Images within the entries are to be omitted; the remainder must be reproduced exactly.

── Supplied data ──

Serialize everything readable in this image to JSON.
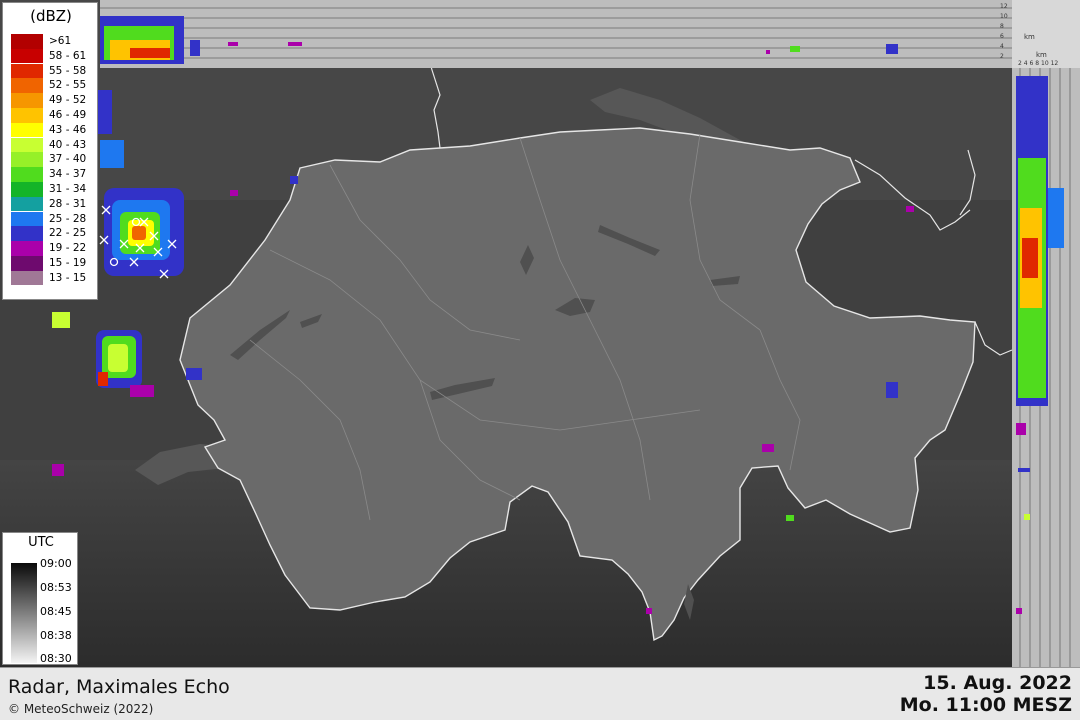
{
  "legend": {
    "title": "(dBZ)",
    "items": [
      {
        "label": ">61",
        "color": "#b20000"
      },
      {
        "label": "58 - 61",
        "color": "#c80000"
      },
      {
        "label": "55 - 58",
        "color": "#e02800"
      },
      {
        "label": "52 - 55",
        "color": "#f06400"
      },
      {
        "label": "49 - 52",
        "color": "#f69600"
      },
      {
        "label": "46 - 49",
        "color": "#ffc300"
      },
      {
        "label": "43 - 46",
        "color": "#ffff00"
      },
      {
        "label": "40 - 43",
        "color": "#c8ff32"
      },
      {
        "label": "37 - 40",
        "color": "#96f028"
      },
      {
        "label": "34 - 37",
        "color": "#50dc1e"
      },
      {
        "label": "31 - 34",
        "color": "#14b428"
      },
      {
        "label": "28 - 31",
        "color": "#14a0a0"
      },
      {
        "label": "25 - 28",
        "color": "#1e78f0"
      },
      {
        "label": "22 - 25",
        "color": "#3232c8"
      },
      {
        "label": "19 - 22",
        "color": "#aa00aa"
      },
      {
        "label": "15 - 19",
        "color": "#6e0a6e"
      },
      {
        "label": "13 - 15",
        "color": "#a07896"
      }
    ]
  },
  "utc_legend": {
    "title": "UTC",
    "ticks": [
      "09:00",
      "08:53",
      "08:45",
      "08:38",
      "08:30"
    ]
  },
  "top_profile_scale": {
    "ticks": [
      "12",
      "10",
      "8",
      "6",
      "4",
      "2"
    ],
    "unit": "km"
  },
  "side_profile_scale": {
    "ticks": [
      "2",
      "4",
      "6",
      "8",
      "10",
      "12"
    ],
    "unit": "km"
  },
  "footer": {
    "product": "Radar, Maximales Echo",
    "copyright": "© MeteoSchweiz (2022)",
    "date": "15. Aug. 2022",
    "time": "Mo. 11:00 MESZ"
  },
  "colors": {
    "map_background": "#3c3c3c",
    "switzerland": "#6a6a6a",
    "border_line": "#e6e6e6",
    "profile_background": "#bdbdbd"
  }
}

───

▸ **Response area**:
Serialize everything readable in this image to JSON.
{
  "legend": {
    "title": "(dBZ)",
    "items": [
      {
        "label": ">61",
        "color": "#b20000"
      },
      {
        "label": "58 - 61",
        "color": "#c80000"
      },
      {
        "label": "55 - 58",
        "color": "#e02800"
      },
      {
        "label": "52 - 55",
        "color": "#f06400"
      },
      {
        "label": "49 - 52",
        "color": "#f69600"
      },
      {
        "label": "46 - 49",
        "color": "#ffc300"
      },
      {
        "label": "43 - 46",
        "color": "#ffff00"
      },
      {
        "label": "40 - 43",
        "color": "#c8ff32"
      },
      {
        "label": "37 - 40",
        "color": "#96f028"
      },
      {
        "label": "34 - 37",
        "color": "#50dc1e"
      },
      {
        "label": "31 - 34",
        "color": "#14b428"
      },
      {
        "label": "28 - 31",
        "color": "#14a0a0"
      },
      {
        "label": "25 - 28",
        "color": "#1e78f0"
      },
      {
        "label": "22 - 25",
        "color": "#3232c8"
      },
      {
        "label": "19 - 22",
        "color": "#aa00aa"
      },
      {
        "label": "15 - 19",
        "color": "#6e0a6e"
      },
      {
        "label": "13 - 15",
        "color": "#a07896"
      }
    ]
  },
  "utc_legend": {
    "title": "UTC",
    "ticks": [
      "09:00",
      "08:53",
      "08:45",
      "08:38",
      "08:30"
    ]
  },
  "top_profile_scale": {
    "ticks": [
      "12",
      "10",
      "8",
      "6",
      "4",
      "2"
    ],
    "unit": "km"
  },
  "side_profile_scale": {
    "ticks": [
      "2",
      "4",
      "6",
      "8",
      "10",
      "12"
    ],
    "unit": "km"
  },
  "footer": {
    "product": "Radar, Maximales Echo",
    "copyright": "© MeteoSchweiz (2022)",
    "date": "15. Aug. 2022",
    "time": "Mo. 11:00 MESZ"
  },
  "colors": {
    "map_background": "#3c3c3c",
    "switzerland": "#6a6a6a",
    "border_line": "#e6e6e6",
    "profile_background": "#bdbdbd"
  }
}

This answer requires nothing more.